WORK TASK
Reproduce the entries. Match every word.

SUPPLIED MATERIAL

☆ ☆ ☆ ☆ ☆ ☆ ☆

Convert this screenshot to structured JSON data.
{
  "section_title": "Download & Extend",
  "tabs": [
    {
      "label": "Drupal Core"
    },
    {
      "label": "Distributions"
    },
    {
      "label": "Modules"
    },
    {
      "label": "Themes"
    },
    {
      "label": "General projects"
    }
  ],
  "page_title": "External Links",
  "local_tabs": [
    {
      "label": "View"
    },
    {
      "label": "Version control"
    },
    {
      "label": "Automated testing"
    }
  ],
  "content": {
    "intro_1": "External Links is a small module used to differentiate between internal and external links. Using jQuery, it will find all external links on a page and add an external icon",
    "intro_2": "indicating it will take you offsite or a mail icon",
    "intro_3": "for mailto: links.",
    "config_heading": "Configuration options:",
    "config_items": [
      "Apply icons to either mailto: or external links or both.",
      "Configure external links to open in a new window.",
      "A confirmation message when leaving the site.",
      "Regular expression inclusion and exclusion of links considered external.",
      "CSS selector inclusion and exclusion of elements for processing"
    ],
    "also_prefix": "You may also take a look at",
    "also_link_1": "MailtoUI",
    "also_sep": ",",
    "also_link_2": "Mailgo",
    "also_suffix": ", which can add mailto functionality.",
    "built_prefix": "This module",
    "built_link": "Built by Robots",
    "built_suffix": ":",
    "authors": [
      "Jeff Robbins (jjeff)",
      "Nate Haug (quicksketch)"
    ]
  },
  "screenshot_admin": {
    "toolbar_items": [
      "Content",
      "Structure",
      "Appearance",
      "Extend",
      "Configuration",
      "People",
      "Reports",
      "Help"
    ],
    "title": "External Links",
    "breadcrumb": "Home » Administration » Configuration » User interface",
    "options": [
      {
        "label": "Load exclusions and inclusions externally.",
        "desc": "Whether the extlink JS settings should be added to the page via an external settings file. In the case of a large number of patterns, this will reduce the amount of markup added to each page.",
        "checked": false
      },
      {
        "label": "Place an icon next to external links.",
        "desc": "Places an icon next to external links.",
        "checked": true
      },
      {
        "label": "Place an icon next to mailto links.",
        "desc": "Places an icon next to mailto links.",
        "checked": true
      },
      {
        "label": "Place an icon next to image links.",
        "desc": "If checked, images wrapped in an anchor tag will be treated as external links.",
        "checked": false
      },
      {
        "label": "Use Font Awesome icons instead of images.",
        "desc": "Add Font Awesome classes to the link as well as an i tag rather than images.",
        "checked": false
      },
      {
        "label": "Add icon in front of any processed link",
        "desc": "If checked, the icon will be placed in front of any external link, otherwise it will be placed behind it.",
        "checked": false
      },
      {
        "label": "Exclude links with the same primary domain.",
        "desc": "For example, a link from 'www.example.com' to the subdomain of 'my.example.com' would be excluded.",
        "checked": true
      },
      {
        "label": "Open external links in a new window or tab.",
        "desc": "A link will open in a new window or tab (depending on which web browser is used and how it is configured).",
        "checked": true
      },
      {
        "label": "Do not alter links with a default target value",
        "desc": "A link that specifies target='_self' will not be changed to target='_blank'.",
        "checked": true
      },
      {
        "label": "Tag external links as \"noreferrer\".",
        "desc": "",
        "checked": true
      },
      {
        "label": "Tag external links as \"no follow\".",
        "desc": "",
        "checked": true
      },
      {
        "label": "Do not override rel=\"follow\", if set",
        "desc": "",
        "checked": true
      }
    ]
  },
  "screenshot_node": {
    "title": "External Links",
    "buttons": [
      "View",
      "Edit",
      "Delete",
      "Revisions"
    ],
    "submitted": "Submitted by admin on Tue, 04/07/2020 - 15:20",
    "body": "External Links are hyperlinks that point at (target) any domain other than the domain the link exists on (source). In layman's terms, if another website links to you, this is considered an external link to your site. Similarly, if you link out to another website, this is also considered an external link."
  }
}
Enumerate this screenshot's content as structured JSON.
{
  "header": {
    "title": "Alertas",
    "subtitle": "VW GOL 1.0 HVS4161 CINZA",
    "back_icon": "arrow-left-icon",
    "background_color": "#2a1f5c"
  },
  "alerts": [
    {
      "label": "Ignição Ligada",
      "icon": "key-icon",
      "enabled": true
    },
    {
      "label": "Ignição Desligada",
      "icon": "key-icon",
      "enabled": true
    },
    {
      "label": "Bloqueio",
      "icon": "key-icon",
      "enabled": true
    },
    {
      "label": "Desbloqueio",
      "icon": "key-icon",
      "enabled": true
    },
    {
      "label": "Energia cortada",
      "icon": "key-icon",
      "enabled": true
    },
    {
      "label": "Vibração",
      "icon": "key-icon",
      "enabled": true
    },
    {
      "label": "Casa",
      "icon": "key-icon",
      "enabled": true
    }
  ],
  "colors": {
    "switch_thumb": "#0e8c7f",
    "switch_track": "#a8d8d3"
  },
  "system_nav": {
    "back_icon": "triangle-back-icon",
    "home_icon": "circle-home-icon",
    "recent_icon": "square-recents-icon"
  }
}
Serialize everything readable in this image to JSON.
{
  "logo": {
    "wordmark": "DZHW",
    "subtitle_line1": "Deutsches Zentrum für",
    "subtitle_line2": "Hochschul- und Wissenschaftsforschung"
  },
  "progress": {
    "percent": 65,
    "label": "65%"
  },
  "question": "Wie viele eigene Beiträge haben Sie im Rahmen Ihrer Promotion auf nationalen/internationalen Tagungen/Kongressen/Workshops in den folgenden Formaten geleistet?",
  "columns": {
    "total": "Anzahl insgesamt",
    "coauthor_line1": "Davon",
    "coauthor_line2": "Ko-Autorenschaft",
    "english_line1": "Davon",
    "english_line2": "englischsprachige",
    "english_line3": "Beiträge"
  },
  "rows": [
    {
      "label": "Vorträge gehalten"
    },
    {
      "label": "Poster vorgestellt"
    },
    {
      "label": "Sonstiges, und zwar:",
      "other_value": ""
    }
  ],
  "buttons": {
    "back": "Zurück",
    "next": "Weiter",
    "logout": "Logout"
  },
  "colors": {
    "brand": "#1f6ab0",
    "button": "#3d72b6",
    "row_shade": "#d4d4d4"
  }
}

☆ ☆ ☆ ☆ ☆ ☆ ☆

FINAL ANSWER
Convert this screenshot to structured JSON data.
{
  "section_title": "Download & Extend",
  "tabs": [
    {
      "label": "Drupal Core"
    },
    {
      "label": "Distributions"
    },
    {
      "label": "Modules"
    },
    {
      "label": "Themes"
    },
    {
      "label": "General projects"
    }
  ],
  "page_title": "External Links",
  "local_tabs": [
    {
      "label": "View"
    },
    {
      "label": "Version control"
    },
    {
      "label": "Automated testing"
    }
  ],
  "content": {
    "intro_1": "External Links is a small module used to differentiate between internal and external links. Using jQuery, it will find all external links on a page and add an external icon",
    "intro_2": "indicating it will take you offsite or a mail icon",
    "intro_3": "for mailto: links.",
    "config_heading": "Configuration options:",
    "config_items": [
      "Apply icons to either mailto: or external links or both.",
      "Configure external links to open in a new window.",
      "A confirmation message when leaving the site.",
      "Regular expression inclusion and exclusion of links considered external.",
      "CSS selector inclusion and exclusion of elements for processing"
    ],
    "also_prefix": "You may also take a look at",
    "also_link_1": "MailtoUI",
    "also_sep": ",",
    "also_link_2": "Mailgo",
    "also_suffix": ", which can add mailto functionality.",
    "built_prefix": "This module",
    "built_link": "Built by Robots",
    "built_suffix": ":",
    "authors": [
      "Jeff Robbins (jjeff)",
      "Nate Haug (quicksketch)"
    ]
  },
  "screenshot_admin": {
    "toolbar_items": [
      "Content",
      "Structure",
      "Appearance",
      "Extend",
      "Configuration",
      "People",
      "Reports",
      "Help"
    ],
    "title": "External Links",
    "breadcrumb": "Home » Administration » Configuration » User interface",
    "options": [
      {
        "label": "Load exclusions and inclusions externally.",
        "desc": "Whether the extlink JS settings should be added to the page via an external settings file. In the case of a large number of patterns, this will reduce the amount of markup added to each page.",
        "checked": false
      },
      {
        "label": "Place an icon next to external links.",
        "desc": "Places an icon next to external links.",
        "checked": true
      },
      {
        "label": "Place an icon next to mailto links.",
        "desc": "Places an icon next to mailto links.",
        "checked": true
      },
      {
        "label": "Place an icon next to image links.",
        "desc": "If checked, images wrapped in an anchor tag will be treated as external links.",
        "checked": false
      },
      {
        "label": "Use Font Awesome icons instead of images.",
        "desc": "Add Font Awesome classes to the link as well as an i tag rather than images.",
        "checked": false
      },
      {
        "label": "Add icon in front of any processed link",
        "desc": "If checked, the icon will be placed in front of any external link, otherwise it will be placed behind it.",
        "checked": false
      },
      {
        "label": "Exclude links with the same primary domain.",
        "desc": "For example, a link from 'www.example.com' to the subdomain of 'my.example.com' would be excluded.",
        "checked": true
      },
      {
        "label": "Open external links in a new window or tab.",
        "desc": "A link will open in a new window or tab (depending on which web browser is used and how it is configured).",
        "checked": true
      },
      {
        "label": "Do not alter links with a default target value",
        "desc": "A link that specifies target='_self' will not be changed to target='_blank'.",
        "checked": true
      },
      {
        "label": "Tag external links as \"noreferrer\".",
        "desc": "",
        "checked": true
      },
      {
        "label": "Tag external links as \"no follow\".",
        "desc": "",
        "checked": true
      },
      {
        "label": "Do not override rel=\"follow\", if set",
        "desc": "",
        "checked": true
      }
    ]
  },
  "screenshot_node": {
    "title": "External Links",
    "buttons": [
      "View",
      "Edit",
      "Delete",
      "Revisions"
    ],
    "submitted": "Submitted by admin on Tue, 04/07/2020 - 15:20",
    "body": "External Links are hyperlinks that point at (target) any domain other than the domain the link exists on (source). In layman's terms, if another website links to you, this is considered an external link to your site. Similarly, if you link out to another website, this is also considered an external link."
  }
}
Enumerate this screenshot's content as structured JSON.
{
  "header": {
    "title": "Alertas",
    "subtitle": "VW GOL 1.0 HVS4161 CINZA",
    "back_icon": "arrow-left-icon",
    "background_color": "#2a1f5c"
  },
  "alerts": [
    {
      "label": "Ignição Ligada",
      "icon": "key-icon",
      "enabled": true
    },
    {
      "label": "Ignição Desligada",
      "icon": "key-icon",
      "enabled": true
    },
    {
      "label": "Bloqueio",
      "icon": "key-icon",
      "enabled": true
    },
    {
      "label": "Desbloqueio",
      "icon": "key-icon",
      "enabled": true
    },
    {
      "label": "Energia cortada",
      "icon": "key-icon",
      "enabled": true
    },
    {
      "label": "Vibração",
      "icon": "key-icon",
      "enabled": true
    },
    {
      "label": "Casa",
      "icon": "key-icon",
      "enabled": true
    }
  ],
  "colors": {
    "switch_thumb": "#0e8c7f",
    "switch_track": "#a8d8d3"
  },
  "system_nav": {
    "back_icon": "triangle-back-icon",
    "home_icon": "circle-home-icon",
    "recent_icon": "square-recents-icon"
  }
}
Serialize everything readable in this image to JSON.
{
  "logo": {
    "wordmark": "DZHW",
    "subtitle_line1": "Deutsches Zentrum für",
    "subtitle_line2": "Hochschul- und Wissenschaftsforschung"
  },
  "progress": {
    "percent": 65,
    "label": "65%"
  },
  "question": "Wie viele eigene Beiträge haben Sie im Rahmen Ihrer Promotion auf nationalen/internationalen Tagungen/Kongressen/Workshops in den folgenden Formaten geleistet?",
  "columns": {
    "total": "Anzahl insgesamt",
    "coauthor_line1": "Davon",
    "coauthor_line2": "Ko-Autorenschaft",
    "english_line1": "Davon",
    "english_line2": "englischsprachige",
    "english_line3": "Beiträge"
  },
  "rows": [
    {
      "label": "Vorträge gehalten"
    },
    {
      "label": "Poster vorgestellt"
    },
    {
      "label": "Sonstiges, und zwar:",
      "other_value": ""
    }
  ],
  "buttons": {
    "back": "Zurück",
    "next": "Weiter",
    "logout": "Logout"
  },
  "colors": {
    "brand": "#1f6ab0",
    "button": "#3d72b6",
    "row_shade": "#d4d4d4"
  }
}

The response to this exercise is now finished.